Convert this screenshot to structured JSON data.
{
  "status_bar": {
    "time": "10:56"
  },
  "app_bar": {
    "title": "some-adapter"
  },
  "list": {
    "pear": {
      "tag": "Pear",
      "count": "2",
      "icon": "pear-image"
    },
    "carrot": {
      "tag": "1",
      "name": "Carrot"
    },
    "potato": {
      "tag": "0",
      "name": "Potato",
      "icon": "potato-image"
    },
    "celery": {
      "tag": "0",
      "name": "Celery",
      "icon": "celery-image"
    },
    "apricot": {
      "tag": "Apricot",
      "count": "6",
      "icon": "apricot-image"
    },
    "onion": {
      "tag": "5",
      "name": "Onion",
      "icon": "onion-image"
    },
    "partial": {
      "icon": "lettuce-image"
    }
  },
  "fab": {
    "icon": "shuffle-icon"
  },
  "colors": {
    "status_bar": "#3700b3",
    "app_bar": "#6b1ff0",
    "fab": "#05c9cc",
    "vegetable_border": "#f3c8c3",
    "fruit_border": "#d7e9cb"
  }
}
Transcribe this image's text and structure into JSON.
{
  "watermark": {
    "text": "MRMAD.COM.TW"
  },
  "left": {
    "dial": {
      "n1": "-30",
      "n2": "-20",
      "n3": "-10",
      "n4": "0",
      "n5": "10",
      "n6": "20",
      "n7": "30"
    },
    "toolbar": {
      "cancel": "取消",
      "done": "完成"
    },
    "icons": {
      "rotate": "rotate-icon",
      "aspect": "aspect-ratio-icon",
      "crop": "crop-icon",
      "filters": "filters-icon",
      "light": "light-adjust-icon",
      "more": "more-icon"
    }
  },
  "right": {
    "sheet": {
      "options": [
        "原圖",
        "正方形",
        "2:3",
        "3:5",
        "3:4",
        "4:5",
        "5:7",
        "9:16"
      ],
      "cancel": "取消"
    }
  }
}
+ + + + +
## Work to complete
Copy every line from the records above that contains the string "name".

## Solution to the exercise
      "name": "Carrot"
      "name": "Potato",
      "name": "Celery",
      "name": "Onion",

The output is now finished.